Content starts
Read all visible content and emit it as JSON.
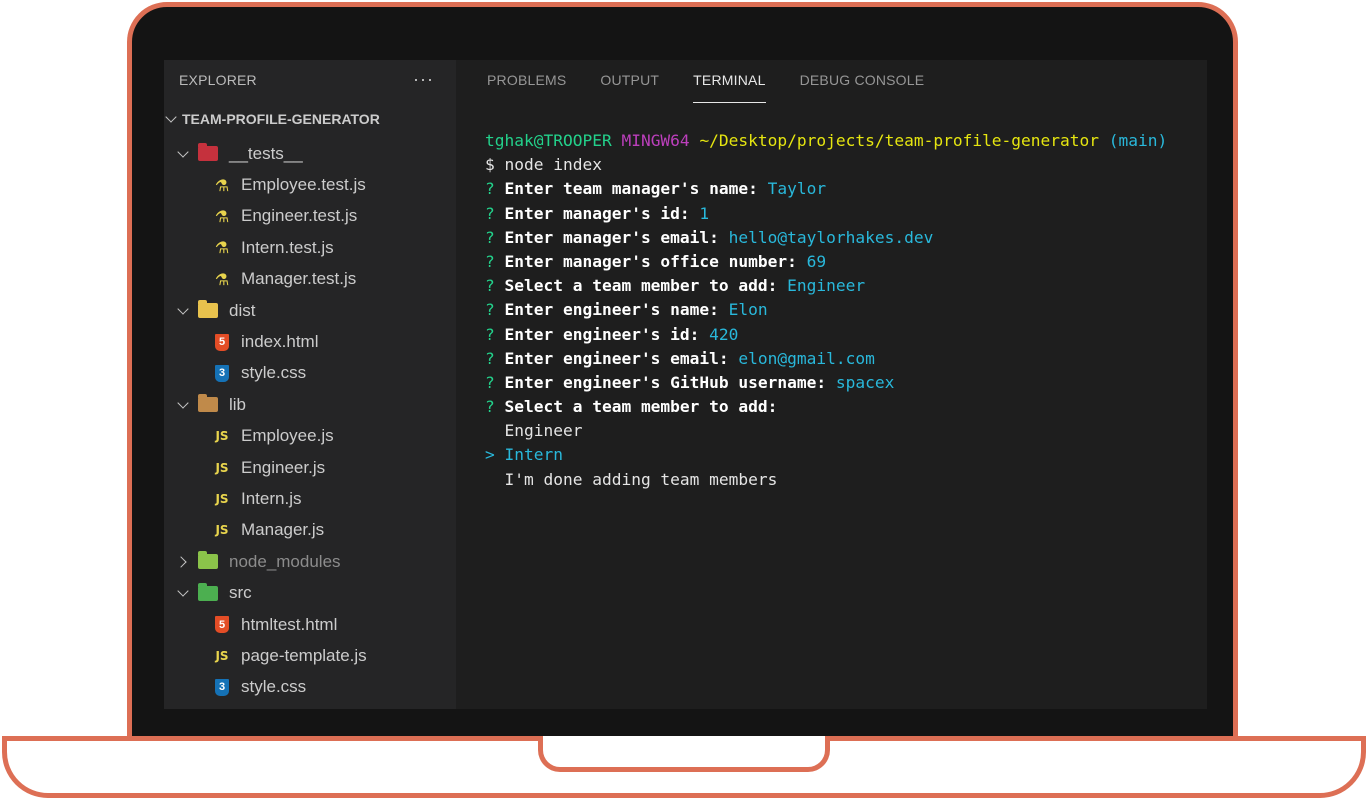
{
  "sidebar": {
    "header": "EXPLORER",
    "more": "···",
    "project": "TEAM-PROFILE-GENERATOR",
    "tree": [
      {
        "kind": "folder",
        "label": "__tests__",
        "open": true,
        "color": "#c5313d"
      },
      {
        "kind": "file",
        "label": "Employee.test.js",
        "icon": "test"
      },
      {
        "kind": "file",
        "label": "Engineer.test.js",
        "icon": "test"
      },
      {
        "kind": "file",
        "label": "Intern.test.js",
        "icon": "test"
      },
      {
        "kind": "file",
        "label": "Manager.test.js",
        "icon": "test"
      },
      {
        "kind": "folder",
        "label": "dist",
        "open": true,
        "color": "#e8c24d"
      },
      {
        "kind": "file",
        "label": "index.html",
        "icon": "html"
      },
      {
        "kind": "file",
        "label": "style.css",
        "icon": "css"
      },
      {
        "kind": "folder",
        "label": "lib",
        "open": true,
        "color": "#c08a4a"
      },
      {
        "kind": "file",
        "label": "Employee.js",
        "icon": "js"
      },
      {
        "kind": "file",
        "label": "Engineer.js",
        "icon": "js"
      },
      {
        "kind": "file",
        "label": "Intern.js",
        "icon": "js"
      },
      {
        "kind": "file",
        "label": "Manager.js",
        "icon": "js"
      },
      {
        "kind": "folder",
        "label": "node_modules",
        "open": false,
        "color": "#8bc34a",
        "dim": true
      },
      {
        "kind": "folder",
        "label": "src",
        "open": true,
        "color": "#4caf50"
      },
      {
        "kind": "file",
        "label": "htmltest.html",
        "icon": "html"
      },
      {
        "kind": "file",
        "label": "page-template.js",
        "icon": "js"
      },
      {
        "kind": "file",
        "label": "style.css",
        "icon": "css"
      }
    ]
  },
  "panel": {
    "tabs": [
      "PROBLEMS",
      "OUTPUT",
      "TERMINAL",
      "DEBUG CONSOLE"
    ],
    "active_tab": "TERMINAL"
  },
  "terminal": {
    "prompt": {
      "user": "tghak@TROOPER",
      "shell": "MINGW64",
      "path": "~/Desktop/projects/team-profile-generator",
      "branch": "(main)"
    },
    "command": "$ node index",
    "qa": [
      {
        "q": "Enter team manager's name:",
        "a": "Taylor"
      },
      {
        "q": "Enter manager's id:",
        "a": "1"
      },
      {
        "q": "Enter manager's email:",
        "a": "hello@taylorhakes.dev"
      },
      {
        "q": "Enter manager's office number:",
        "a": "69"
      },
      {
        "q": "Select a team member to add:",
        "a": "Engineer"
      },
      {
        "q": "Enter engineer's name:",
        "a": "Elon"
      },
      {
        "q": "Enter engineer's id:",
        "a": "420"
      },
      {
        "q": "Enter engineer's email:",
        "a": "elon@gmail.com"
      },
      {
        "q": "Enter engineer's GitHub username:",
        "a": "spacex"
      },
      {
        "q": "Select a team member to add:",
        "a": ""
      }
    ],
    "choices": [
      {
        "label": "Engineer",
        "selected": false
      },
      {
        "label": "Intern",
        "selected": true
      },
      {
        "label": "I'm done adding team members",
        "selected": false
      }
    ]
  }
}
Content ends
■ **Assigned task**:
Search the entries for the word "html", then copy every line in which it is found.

■ **Result**:
        "label": "index.html",
        "icon": "html"
        "label": "htmltest.html",
        "icon": "html"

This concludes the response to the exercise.